- Work instruction
Looking at the data below, how many lines include the word "communicate"? Respond with the number only.

--- Given records Enclosed Below ---

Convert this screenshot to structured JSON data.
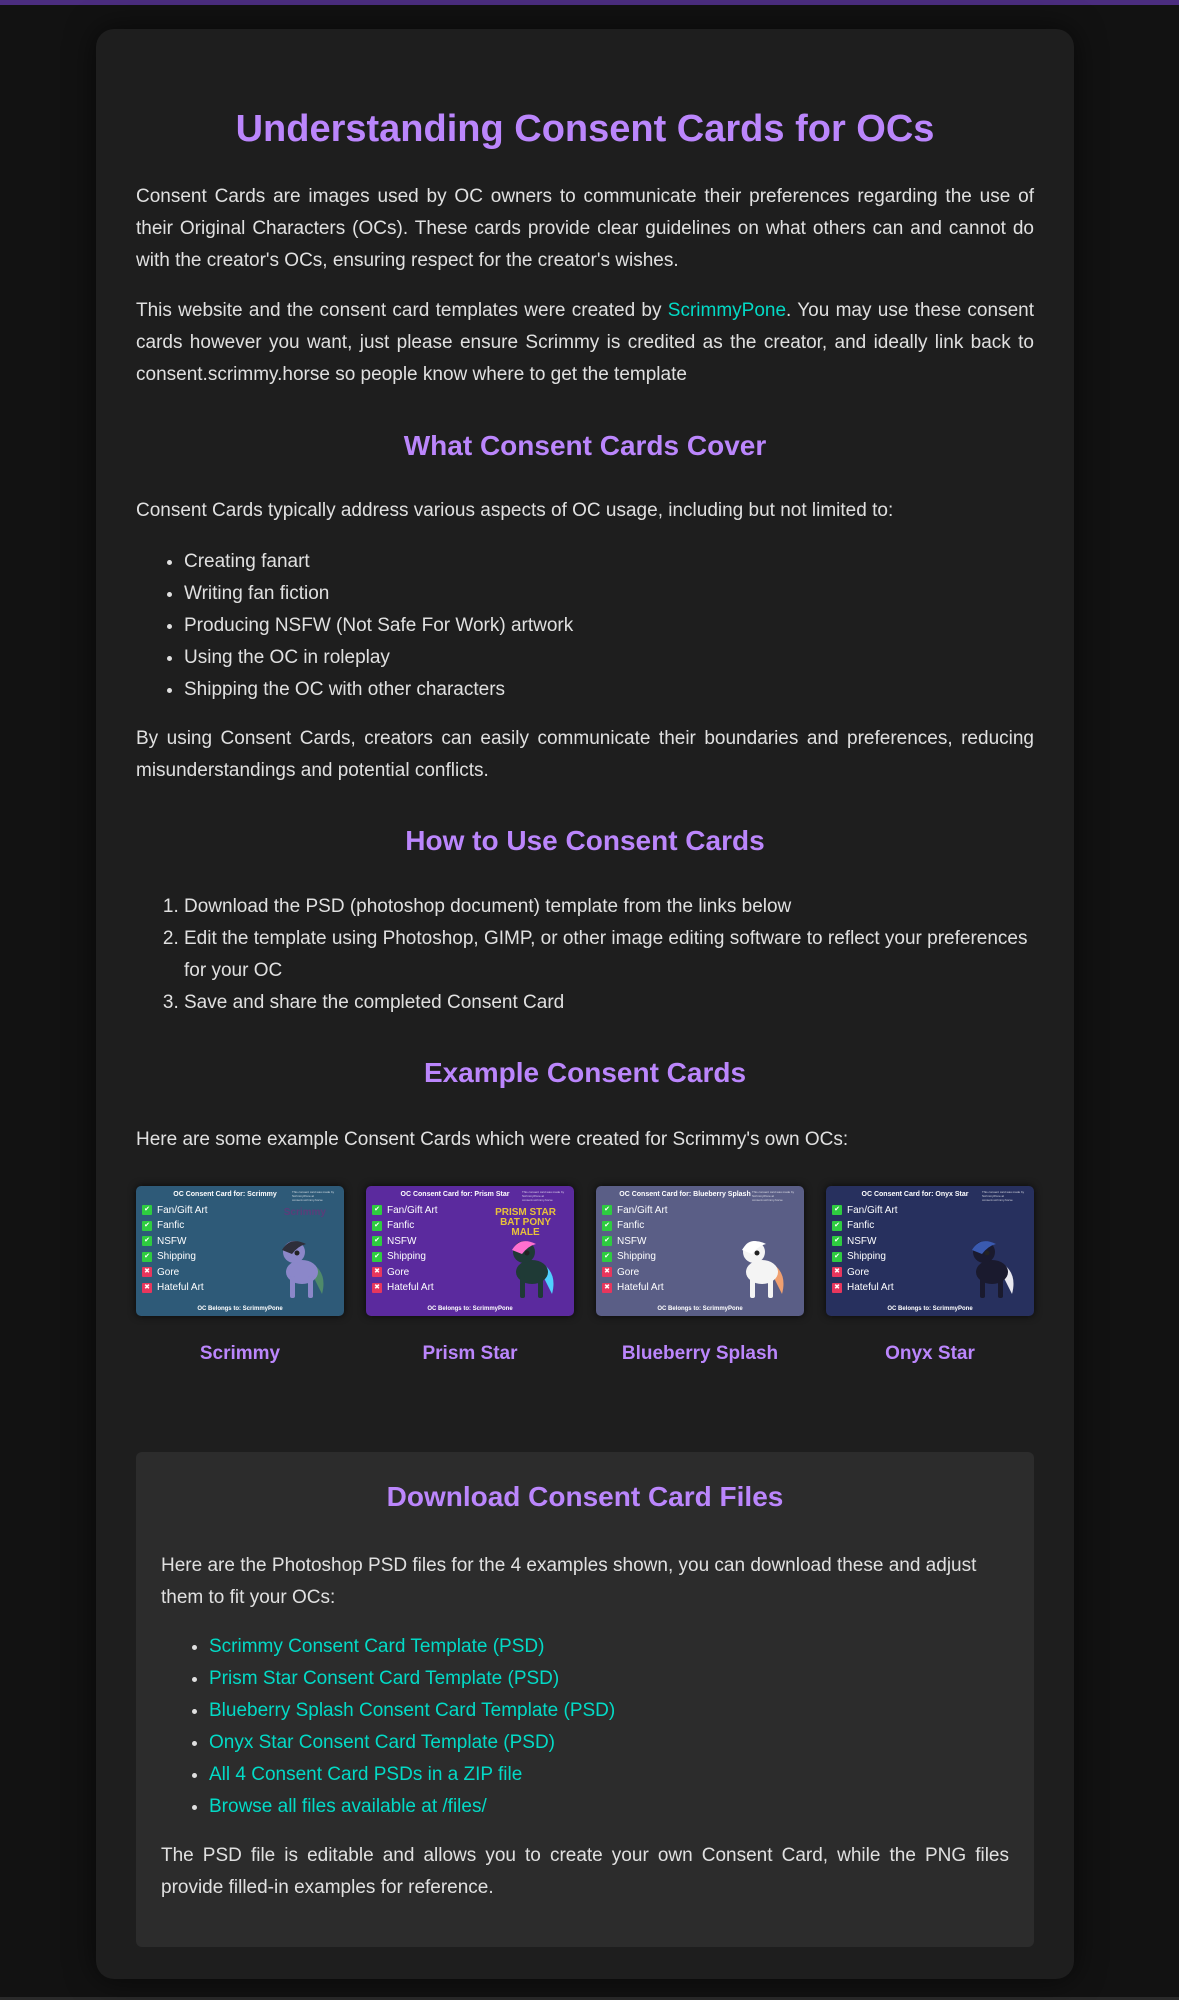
{
  "page": {
    "title": "Understanding Consent Cards for OCs",
    "intro": "Consent Cards are images used by OC owners to communicate their preferences regarding the use of their Original Characters (OCs). These cards provide clear guidelines on what others can and cannot do with the creator's OCs, ensuring respect for the creator's wishes.",
    "credit": {
      "before": "This website and the consent card templates were created by ",
      "link": "ScrimmyPone",
      "after": ". You may use these consent cards however you want, just please ensure Scrimmy is credited as the creator, and ideally link back to consent.scrimmy.horse so people know where to get the template"
    }
  },
  "cover": {
    "heading": "What Consent Cards Cover",
    "intro": "Consent Cards typically address various aspects of OC usage, including but not limited to:",
    "items": [
      "Creating fanart",
      "Writing fan fiction",
      "Producing NSFW (Not Safe For Work) artwork",
      "Using the OC in roleplay",
      "Shipping the OC with other characters"
    ],
    "outro": "By using Consent Cards, creators can easily communicate their boundaries and preferences, reducing misunderstandings and potential conflicts."
  },
  "how": {
    "heading": "How to Use Consent Cards",
    "steps": [
      "Download the PSD (photoshop document) template from the links below",
      "Edit the template using Photoshop, GIMP, or other image editing software to reflect your preferences for your OC",
      "Save and share the completed Consent Card"
    ]
  },
  "examples": {
    "heading": "Example Consent Cards",
    "intro": "Here are some example Consent Cards which were created for Scrimmy's own OCs:",
    "card_footer": "OC Belongs to: ScrimmyPone",
    "card_note": "This consent card was made by ScrimmyPone at consent.scrimmy.horse",
    "row_labels": [
      "Fan/Gift Art",
      "Fanfic",
      "NSFW",
      "Shipping",
      "Gore",
      "Hateful Art"
    ],
    "row_allowed": [
      true,
      true,
      true,
      true,
      false,
      false
    ],
    "check_icon": "✔",
    "cross_icon": "✖",
    "cards": [
      {
        "name": "Scrimmy",
        "title": "OC Consent Card for: Scrimmy",
        "bg": "#2e5a78",
        "logo": "Scrimmy",
        "logo_color": "#5a3d7a",
        "pony_body": "#8b87c9",
        "pony_mane": "#2e2e3a",
        "pony_tail": "#4f8a6a"
      },
      {
        "name": "Prism Star",
        "title": "OC Consent Card for: Prism Star",
        "bg": "#5b2a9e",
        "logo": "PRISM STAR\nBAT PONY\nMALE",
        "logo_color": "#e8c23a",
        "pony_body": "#1f3a36",
        "pony_mane": "#ff6fd0",
        "pony_tail": "#4fd0ff"
      },
      {
        "name": "Blueberry Splash",
        "title": "OC Consent Card for: Blueberry Splash",
        "bg": "#5a5e86",
        "logo": "",
        "logo_color": "#ffffff",
        "pony_body": "#f4f4f4",
        "pony_mane": "#ffffff",
        "pony_tail": "#f0a070"
      },
      {
        "name": "Onyx Star",
        "title": "OC Consent Card for: Onyx Star",
        "bg": "#27305e",
        "logo": "",
        "logo_color": "#ffffff",
        "pony_body": "#1a1a2e",
        "pony_mane": "#3a5ab0",
        "pony_tail": "#e8e8f0"
      }
    ]
  },
  "downloads": {
    "heading": "Download Consent Card Files",
    "intro": "Here are the Photoshop PSD files for the 4 examples shown, you can download these and adjust them to fit your OCs:",
    "links": [
      "Scrimmy Consent Card Template (PSD)",
      "Prism Star Consent Card Template (PSD)",
      "Blueberry Splash Consent Card Template (PSD)",
      "Onyx Star Consent Card Template (PSD)",
      "All 4 Consent Card PSDs in a ZIP file",
      "Browse all files available at /files/"
    ],
    "note": "The PSD file is editable and allows you to create your own Consent Card, while the PNG files provide filled-in examples for reference."
  },
  "colors": {
    "accent": "#bb86fc",
    "link": "#03dac6",
    "background": "#121212",
    "surface": "#1e1e1e",
    "surface_alt": "#2c2c2c",
    "top_bar": "#4b2d7f"
  }
}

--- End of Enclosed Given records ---

- Final answer
2